The federal government, at least in theory, attempts to discourage federal employees from engaging in any sort of partisan political activity while on duty and/or at their place of employment. Considering what a hot topic all of the Black Lives Matter demonstrations and/or riots have been lately, how such a flashpoint is handled in government offices has become a question of interest. Since these types of encounters or displays generally fall under the Hatch Act, the Office of Special Counsel (OSC) was prompted to provide some guidelines this week. And perhaps it won’t come as much of a surprise to learn that they have deemed the wearing or display of BLM paraphernalia in the workplace to be acceptable under the guidelines of the Hatch Act. (Government Executive)

Federal employees are permitted to wear or display Black Lives Matter paraphernalia in the workplace, as it is not an “inherently partisan” movement, according to the independent agency that oversees the Hatch Act prohibiting civil servants from participating in political activity while on the job.

The Office of Special Counsel released updated guidance on Wednesday on how the Hatch Act applies to the Black Lives Matter movement, as first reported by Federal News Network. The movement started in 2013 and has gained renewed prominence in the wake of nationwide protests for racial justice after police in Minneapolis killed George Floyd in May.

The OSC can get away with this because of the very careful wording they apply to their interpretation of the rules. The Hatch Act makes it fairly clear how and when employees cross the line in terms of partisan political speech or activity.

[Employees] May not engage in political activity while on duty, in the workplace, wearing a uniform or official insignia, or in a government vehicle. For example:
o May not wear, display, or distribute partisan materials or items.
o May not perform campaign-related chores.
o May not make political contributions.
o May not use email or social media to engage in political activity

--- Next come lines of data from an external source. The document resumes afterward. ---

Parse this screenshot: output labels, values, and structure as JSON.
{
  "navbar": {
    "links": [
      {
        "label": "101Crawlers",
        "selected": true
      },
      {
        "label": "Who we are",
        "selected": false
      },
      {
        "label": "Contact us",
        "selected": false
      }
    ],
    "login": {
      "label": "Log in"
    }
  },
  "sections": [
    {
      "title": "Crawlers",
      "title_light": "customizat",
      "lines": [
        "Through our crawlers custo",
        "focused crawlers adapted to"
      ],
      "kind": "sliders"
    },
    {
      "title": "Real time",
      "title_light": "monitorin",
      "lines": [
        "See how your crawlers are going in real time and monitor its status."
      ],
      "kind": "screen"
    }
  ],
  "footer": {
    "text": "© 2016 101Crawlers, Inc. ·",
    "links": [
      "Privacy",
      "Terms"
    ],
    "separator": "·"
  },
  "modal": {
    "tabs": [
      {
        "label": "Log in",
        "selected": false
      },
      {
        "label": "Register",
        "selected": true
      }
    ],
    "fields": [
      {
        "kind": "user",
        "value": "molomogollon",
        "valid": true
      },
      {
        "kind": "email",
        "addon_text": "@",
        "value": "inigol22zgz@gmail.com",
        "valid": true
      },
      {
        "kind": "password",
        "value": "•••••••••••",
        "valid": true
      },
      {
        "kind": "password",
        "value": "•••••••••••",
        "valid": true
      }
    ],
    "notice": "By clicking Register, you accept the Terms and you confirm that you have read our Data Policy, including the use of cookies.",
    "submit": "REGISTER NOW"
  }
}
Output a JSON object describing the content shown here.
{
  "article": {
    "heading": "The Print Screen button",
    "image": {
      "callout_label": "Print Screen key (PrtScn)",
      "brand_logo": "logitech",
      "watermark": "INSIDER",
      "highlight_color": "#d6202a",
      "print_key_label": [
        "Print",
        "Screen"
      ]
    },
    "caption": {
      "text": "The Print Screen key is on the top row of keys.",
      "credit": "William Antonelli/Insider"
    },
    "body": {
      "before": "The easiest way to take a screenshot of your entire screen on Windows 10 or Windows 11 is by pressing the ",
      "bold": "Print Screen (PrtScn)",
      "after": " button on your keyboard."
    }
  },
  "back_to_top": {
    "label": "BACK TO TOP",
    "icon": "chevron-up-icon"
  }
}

In other words, displays that express support for a particular candidate or party in a partisan election are not permitted. But support for a particular issue that isn’t specifically and directly attached to one candidate or party is allowable. The OSC offers up the Tea Party movement in 2009 as a parallel example. They described it as “a leaderless movement that apparently arose in response to social concern.” Of course, the Tea Party was comprised almost entirely of a coalition of conservatives and libertarians who would generally be far more likely to vote Republican than Democrat, but it was totally unofficial. Democrats, needless to say, mocked or simply hated the Tea Party for the most part.

The Black Lives Matter movement is similarly (though not entirely) viewed as a left-side issue and most of the polling we’ve seen this year supports that belief. But, again, it’s not an official Democrat or Republican organization or political structure and is largely free of “official” leadership. In that regard, attempting to ban BLM paraphernalia would probably land the supervisor in the middle of a lawsuit.

That type of wiggle room works both ways. Federal employees are also allowed to wear or display pro-life or pro-abortion messages if they wish. But again, they can’t cross the line into endorsing specific candidates based on those beliefs. So all in all, we really can’t complain too much about this ruling from the OSC. It does seem to be in keeping with the current interpretation of the Hatch Act and with their previous rulings.